[Page and application data records]

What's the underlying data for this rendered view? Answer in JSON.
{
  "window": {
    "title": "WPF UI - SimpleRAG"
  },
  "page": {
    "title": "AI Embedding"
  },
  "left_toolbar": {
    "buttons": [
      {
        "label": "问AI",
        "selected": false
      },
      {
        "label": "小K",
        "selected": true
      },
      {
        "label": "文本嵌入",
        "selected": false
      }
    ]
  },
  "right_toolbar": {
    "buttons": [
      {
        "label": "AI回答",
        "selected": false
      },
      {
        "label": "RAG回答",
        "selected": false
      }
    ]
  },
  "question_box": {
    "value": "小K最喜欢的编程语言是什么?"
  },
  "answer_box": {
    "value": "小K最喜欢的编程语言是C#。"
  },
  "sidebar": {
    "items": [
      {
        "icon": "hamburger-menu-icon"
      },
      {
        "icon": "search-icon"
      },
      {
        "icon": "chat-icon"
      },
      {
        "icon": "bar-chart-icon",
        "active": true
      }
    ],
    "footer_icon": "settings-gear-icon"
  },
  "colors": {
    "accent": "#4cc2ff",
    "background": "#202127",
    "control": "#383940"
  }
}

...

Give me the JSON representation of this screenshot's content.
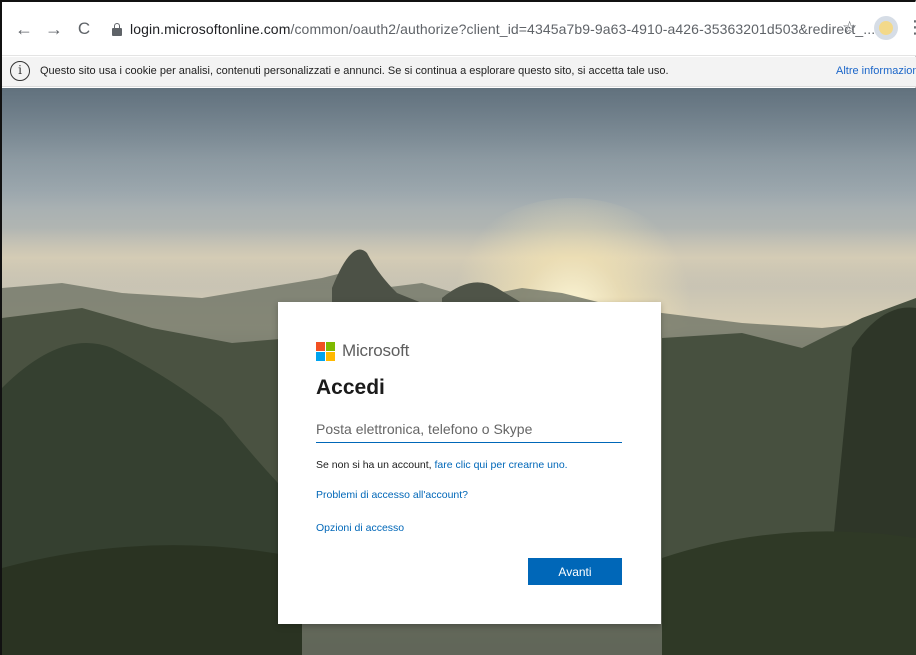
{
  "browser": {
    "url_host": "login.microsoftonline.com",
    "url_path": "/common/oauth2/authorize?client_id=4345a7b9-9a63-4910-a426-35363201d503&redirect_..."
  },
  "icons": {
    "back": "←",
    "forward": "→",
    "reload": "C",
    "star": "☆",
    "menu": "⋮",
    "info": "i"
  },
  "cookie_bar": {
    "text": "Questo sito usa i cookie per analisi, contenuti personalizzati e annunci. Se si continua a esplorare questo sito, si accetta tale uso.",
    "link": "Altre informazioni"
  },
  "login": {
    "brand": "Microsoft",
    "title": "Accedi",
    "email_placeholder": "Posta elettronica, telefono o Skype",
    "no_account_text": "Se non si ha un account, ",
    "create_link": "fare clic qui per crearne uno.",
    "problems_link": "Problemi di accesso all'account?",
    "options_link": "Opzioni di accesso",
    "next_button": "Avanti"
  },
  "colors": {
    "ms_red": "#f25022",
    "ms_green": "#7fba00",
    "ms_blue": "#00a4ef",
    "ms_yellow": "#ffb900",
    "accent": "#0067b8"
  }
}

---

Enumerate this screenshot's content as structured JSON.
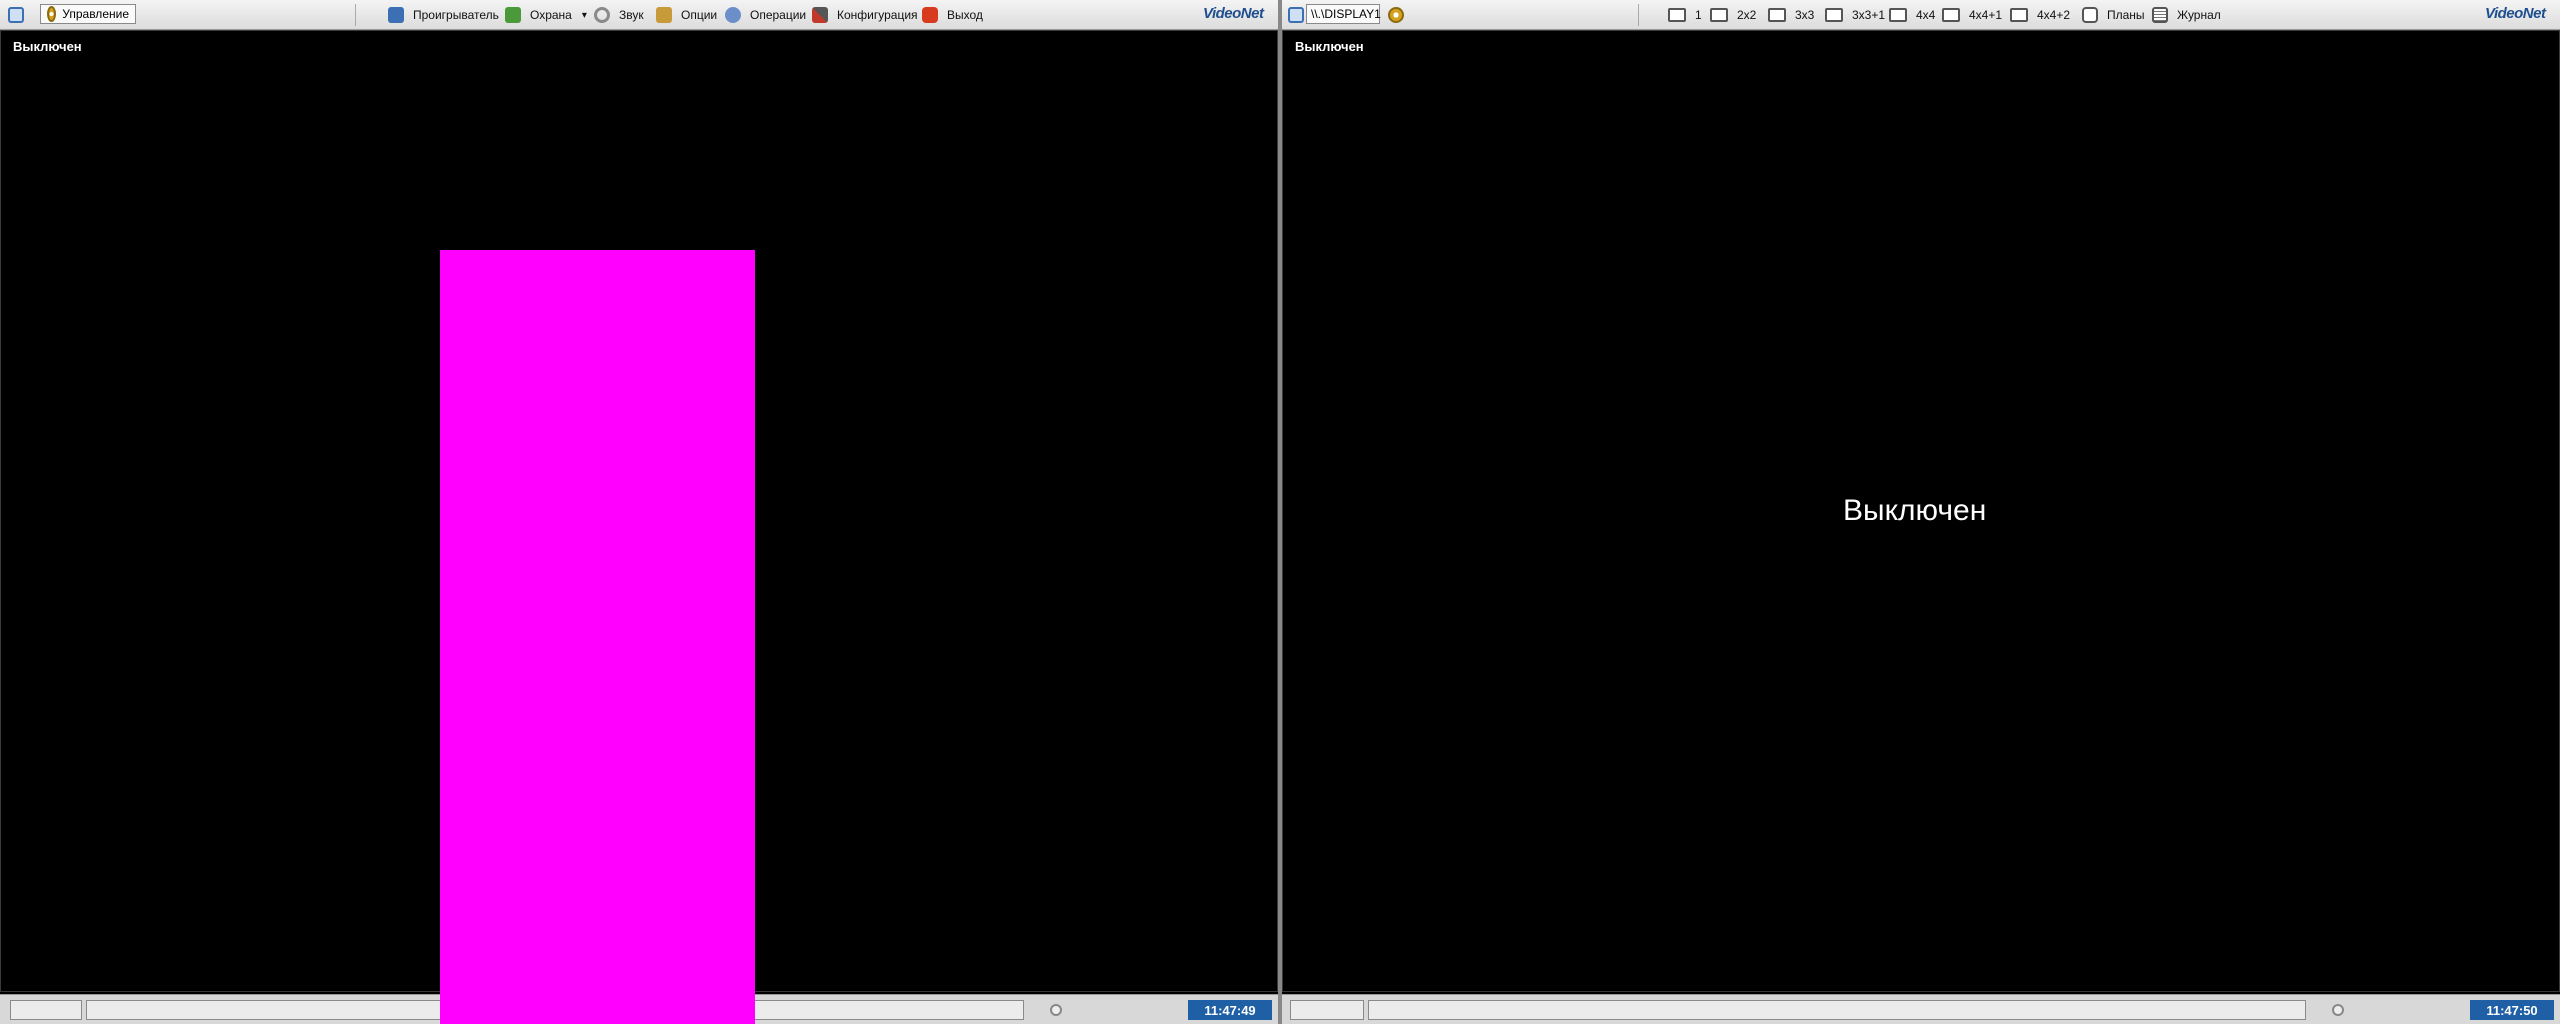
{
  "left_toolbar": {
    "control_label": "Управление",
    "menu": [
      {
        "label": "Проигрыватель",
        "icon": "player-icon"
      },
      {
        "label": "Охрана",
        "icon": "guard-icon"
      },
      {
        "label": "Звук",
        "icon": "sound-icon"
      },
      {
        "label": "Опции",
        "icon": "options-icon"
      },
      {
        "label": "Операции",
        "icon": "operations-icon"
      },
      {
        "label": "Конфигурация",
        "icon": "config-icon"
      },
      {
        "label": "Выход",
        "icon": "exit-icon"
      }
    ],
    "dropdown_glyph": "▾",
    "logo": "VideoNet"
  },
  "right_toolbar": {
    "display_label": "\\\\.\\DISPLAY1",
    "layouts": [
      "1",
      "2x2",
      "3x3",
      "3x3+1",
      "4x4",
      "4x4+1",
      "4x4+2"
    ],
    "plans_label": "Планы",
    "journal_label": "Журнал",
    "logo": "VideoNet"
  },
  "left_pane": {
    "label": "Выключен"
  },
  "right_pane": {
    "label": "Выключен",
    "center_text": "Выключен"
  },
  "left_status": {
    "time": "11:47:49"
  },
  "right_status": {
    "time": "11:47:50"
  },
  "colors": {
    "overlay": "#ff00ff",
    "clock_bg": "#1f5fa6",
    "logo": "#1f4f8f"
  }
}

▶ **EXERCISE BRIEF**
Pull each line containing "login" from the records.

▶ **TASK ANSWER**
    "url_host": "login.microsoftonline.com",
  "login": {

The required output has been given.